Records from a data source
........

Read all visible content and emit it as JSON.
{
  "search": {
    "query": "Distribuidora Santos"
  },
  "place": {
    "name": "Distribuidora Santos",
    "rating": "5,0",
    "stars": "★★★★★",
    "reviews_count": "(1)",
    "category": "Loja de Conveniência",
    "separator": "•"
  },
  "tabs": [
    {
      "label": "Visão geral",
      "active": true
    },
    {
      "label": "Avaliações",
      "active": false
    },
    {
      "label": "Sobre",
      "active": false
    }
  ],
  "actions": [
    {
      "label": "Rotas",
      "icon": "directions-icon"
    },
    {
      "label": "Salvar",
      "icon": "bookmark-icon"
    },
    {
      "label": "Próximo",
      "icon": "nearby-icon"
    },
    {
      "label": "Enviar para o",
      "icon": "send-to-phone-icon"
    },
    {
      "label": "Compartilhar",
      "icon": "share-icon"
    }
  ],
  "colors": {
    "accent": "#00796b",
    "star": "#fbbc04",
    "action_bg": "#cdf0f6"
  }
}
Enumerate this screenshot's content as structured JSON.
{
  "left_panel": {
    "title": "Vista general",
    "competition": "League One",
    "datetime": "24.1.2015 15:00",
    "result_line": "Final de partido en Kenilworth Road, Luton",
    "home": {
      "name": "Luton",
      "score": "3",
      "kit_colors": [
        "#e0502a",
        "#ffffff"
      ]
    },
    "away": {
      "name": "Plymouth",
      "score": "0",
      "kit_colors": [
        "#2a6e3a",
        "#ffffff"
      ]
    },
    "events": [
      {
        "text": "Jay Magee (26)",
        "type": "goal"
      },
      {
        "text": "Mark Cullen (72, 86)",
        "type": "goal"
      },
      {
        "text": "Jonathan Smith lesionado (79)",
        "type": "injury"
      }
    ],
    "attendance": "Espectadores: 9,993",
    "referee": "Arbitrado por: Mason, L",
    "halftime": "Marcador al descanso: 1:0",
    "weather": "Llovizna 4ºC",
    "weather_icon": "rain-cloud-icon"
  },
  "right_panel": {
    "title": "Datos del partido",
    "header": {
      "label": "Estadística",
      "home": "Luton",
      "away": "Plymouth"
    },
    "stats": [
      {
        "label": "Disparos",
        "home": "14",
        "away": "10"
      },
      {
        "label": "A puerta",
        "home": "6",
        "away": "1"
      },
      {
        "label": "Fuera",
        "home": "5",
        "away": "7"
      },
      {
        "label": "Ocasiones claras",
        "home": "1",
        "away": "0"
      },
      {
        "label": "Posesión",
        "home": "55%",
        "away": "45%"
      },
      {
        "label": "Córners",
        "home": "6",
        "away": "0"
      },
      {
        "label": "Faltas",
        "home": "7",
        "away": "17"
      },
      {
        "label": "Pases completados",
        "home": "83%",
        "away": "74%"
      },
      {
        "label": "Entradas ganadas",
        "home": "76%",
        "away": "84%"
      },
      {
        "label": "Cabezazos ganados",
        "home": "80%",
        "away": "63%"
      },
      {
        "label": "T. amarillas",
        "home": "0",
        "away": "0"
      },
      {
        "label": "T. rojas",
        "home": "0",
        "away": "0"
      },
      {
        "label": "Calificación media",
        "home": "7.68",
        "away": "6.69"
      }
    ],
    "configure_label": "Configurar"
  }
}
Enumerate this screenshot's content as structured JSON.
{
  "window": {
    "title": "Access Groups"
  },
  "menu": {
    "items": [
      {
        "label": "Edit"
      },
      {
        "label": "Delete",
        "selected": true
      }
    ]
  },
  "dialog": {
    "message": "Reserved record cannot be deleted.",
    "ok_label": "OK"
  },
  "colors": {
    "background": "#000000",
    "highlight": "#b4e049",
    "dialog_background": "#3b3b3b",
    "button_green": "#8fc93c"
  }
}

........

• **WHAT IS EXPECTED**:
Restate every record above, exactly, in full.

• **SOLUTION TO THE PROBLEM**:
Read all visible content and emit it as JSON.
{
  "search": {
    "query": "Distribuidora Santos"
  },
  "place": {
    "name": "Distribuidora Santos",
    "rating": "5,0",
    "stars": "★★★★★",
    "reviews_count": "(1)",
    "category": "Loja de Conveniência",
    "separator": "•"
  },
  "tabs": [
    {
      "label": "Visão geral",
      "active": true
    },
    {
      "label": "Avaliações",
      "active": false
    },
    {
      "label": "Sobre",
      "active": false
    }
  ],
  "actions": [
    {
      "label": "Rotas",
      "icon": "directions-icon"
    },
    {
      "label": "Salvar",
      "icon": "bookmark-icon"
    },
    {
      "label": "Próximo",
      "icon": "nearby-icon"
    },
    {
      "label": "Enviar para o",
      "icon": "send-to-phone-icon"
    },
    {
      "label": "Compartilhar",
      "icon": "share-icon"
    }
  ],
  "colors": {
    "accent": "#00796b",
    "star": "#fbbc04",
    "action_bg": "#cdf0f6"
  }
}
Enumerate this screenshot's content as structured JSON.
{
  "left_panel": {
    "title": "Vista general",
    "competition": "League One",
    "datetime": "24.1.2015 15:00",
    "result_line": "Final de partido en Kenilworth Road, Luton",
    "home": {
      "name": "Luton",
      "score": "3",
      "kit_colors": [
        "#e0502a",
        "#ffffff"
      ]
    },
    "away": {
      "name": "Plymouth",
      "score": "0",
      "kit_colors": [
        "#2a6e3a",
        "#ffffff"
      ]
    },
    "events": [
      {
        "text": "Jay Magee (26)",
        "type": "goal"
      },
      {
        "text": "Mark Cullen (72, 86)",
        "type": "goal"
      },
      {
        "text": "Jonathan Smith lesionado (79)",
        "type": "injury"
      }
    ],
    "attendance": "Espectadores: 9,993",
    "referee": "Arbitrado por: Mason, L",
    "halftime": "Marcador al descanso: 1:0",
    "weather": "Llovizna 4ºC",
    "weather_icon": "rain-cloud-icon"
  },
  "right_panel": {
    "title": "Datos del partido",
    "header": {
      "label": "Estadística",
      "home": "Luton",
      "away": "Plymouth"
    },
    "stats": [
      {
        "label": "Disparos",
        "home": "14",
        "away": "10"
      },
      {
        "label": "A puerta",
        "home": "6",
        "away": "1"
      },
      {
        "label": "Fuera",
        "home": "5",
        "away": "7"
      },
      {
        "label": "Ocasiones claras",
        "home": "1",
        "away": "0"
      },
      {
        "label": "Posesión",
        "home": "55%",
        "away": "45%"
      },
      {
        "label": "Córners",
        "home": "6",
        "away": "0"
      },
      {
        "label": "Faltas",
        "home": "7",
        "away": "17"
      },
      {
        "label": "Pases completados",
        "home": "83%",
        "away": "74%"
      },
      {
        "label": "Entradas ganadas",
        "home": "76%",
        "away": "84%"
      },
      {
        "label": "Cabezazos ganados",
        "home": "80%",
        "away": "63%"
      },
      {
        "label": "T. amarillas",
        "home": "0",
        "away": "0"
      },
      {
        "label": "T. rojas",
        "home": "0",
        "away": "0"
      },
      {
        "label": "Calificación media",
        "home": "7.68",
        "away": "6.69"
      }
    ],
    "configure_label": "Configurar"
  }
}
Enumerate this screenshot's content as structured JSON.
{
  "window": {
    "title": "Access Groups"
  },
  "menu": {
    "items": [
      {
        "label": "Edit"
      },
      {
        "label": "Delete",
        "selected": true
      }
    ]
  },
  "dialog": {
    "message": "Reserved record cannot be deleted.",
    "ok_label": "OK"
  },
  "colors": {
    "background": "#000000",
    "highlight": "#b4e049",
    "dialog_background": "#3b3b3b",
    "button_green": "#8fc93c"
  }
}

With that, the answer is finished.